What a temporary beautiful life they lead.
While Dorothy and I planted our spring flowers, we were talking about how short lived the beauty they give us is. We knew that the dozens of plants we planted over the weekend would take root, blossom, grow, spread out a little, give off their beauty for people to enjoy, enhance the beauty and enjoyment of our home, and then wither and die in late fall – all in a matter of months. But the beauty they provided during the time they are alive is well worth the effort of planting them, weeding, watering, and pruning. All the time knowing that they are doomed during the cold weather, and the cycle of planting and withering is to be repeated next year, and the year after that and so on. But this is what you expect.

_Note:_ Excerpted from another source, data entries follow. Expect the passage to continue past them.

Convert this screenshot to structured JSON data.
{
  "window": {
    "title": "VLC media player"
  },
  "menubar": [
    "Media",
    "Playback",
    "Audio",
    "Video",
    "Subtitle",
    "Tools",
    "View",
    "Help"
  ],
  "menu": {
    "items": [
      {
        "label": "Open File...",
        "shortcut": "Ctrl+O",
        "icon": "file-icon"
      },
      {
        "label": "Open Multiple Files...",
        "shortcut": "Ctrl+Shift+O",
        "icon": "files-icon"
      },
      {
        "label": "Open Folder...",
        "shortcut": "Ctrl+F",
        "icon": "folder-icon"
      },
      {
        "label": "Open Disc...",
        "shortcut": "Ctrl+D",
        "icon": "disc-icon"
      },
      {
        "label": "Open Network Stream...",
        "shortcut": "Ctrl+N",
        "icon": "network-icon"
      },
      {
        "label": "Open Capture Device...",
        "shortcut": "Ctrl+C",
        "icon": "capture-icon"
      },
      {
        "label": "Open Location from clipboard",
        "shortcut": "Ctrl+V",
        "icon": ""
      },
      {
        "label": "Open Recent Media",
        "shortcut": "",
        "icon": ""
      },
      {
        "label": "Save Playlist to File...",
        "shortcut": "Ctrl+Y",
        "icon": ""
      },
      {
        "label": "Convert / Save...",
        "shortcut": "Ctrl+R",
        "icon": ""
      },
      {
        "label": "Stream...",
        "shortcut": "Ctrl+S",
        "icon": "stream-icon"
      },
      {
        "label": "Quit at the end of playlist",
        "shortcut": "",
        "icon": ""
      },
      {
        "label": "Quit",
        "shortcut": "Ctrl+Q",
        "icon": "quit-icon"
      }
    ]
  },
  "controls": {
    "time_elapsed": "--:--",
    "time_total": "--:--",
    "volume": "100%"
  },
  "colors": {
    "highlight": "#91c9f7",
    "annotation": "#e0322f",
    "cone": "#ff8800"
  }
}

But this year was different. Usually Dorothy plants with the kids and her mom. I generally like to watch from the deck, iced tea in hand. And it is hard work. There is no one to refill my iced tea so I have to keep getting up from my lounge chair and going inside to refill it myself while my family relaxes and enjoys bonding with each other and bonding with mother earth. But this year we did it alone – Dorothy and I. It was very nice, we talked about what flowers Andrew liked, what flowers Nicole enjoys; and how this summer will be different – so different than any other summer before.
It is just the three of us now. Andrew should have come home a couple of weeks ago. He should have graduated with all of his friends. We should have been proud parents watching him walking down the aisle with that amazing smile that he had on when he graduated high school. Pictures, dinners, hand shakes, and happiness. He should be going to parties and headed off for some well earned vacation with his friends. But none of that is happening. He should have called Dorothy for mother’s day, we should have be happily packing him up to come home to start the next chapter of his life.
But our plant is gone. The plant that we nourished, cared for, loved, and encouraged has been ripped from our hearts and our lives. When we plant annuals, we know they will die, we know they have a short life span – that is what we sign up for when we get them. But when we plant our perennials, we expect them to live, and to blossom and grow year after year – just like our children. And when that does not happen it is devastating.
Last summer, Andrew and i purchased a fire pit and set it up on the deck. As I mentioned in earlier posts Andrew and I had many fires there over this past summer. We talked for hours at night about school, about life, about hockey, about almost everything. It was the most amazing summer I had with my son in a long time. College really turned him into a mensch, and a person who I could talk to so much easier. He knew our time together was limited and he would soon be going back to Boulder, so he opened up much more this past summer. He told me about his school teachers in the Psych department that he respected so much, how they were published and how he read their articles and stories and learned from them – and most of all admired them. He found a goal and purpose in life and he was beaming with excitement to be able to graduate and become a therapist and help other people who had anxiety issues. He was such a different person than who left leave our home three years ago and go to college.
The fire pit is still there, and will always be there. It is known as Andrew’s fire pit. The two chairs Andrew and I sat on last summer are still there, facing each other, almost always empty. I bought several planters and planted different colored Marigolds next to the pit, it is Andrew’s garden. The Marigolds where Andrew’s favorite flower. I never planted flowers before, but I needed to this year, and probably for many years to come. I needed to do something for my son.
I sit there now, alone, looking at the flowers and the empty chair, recalling what we talked about. It brings a smile to my face knowing how happy he was, and a tear to my eye knowing none of those dreams will ever be fulfilled. How he found his place in life finally, and how he was excited to have such a strong direction in life. I sit and look at the flowers, and I know they will all be dead in a few months. No matter how much I nourish them, no matter how much I care for them and no matter what I do, they will be gone in a few months. It is such a vicious, heart wrenching cycle.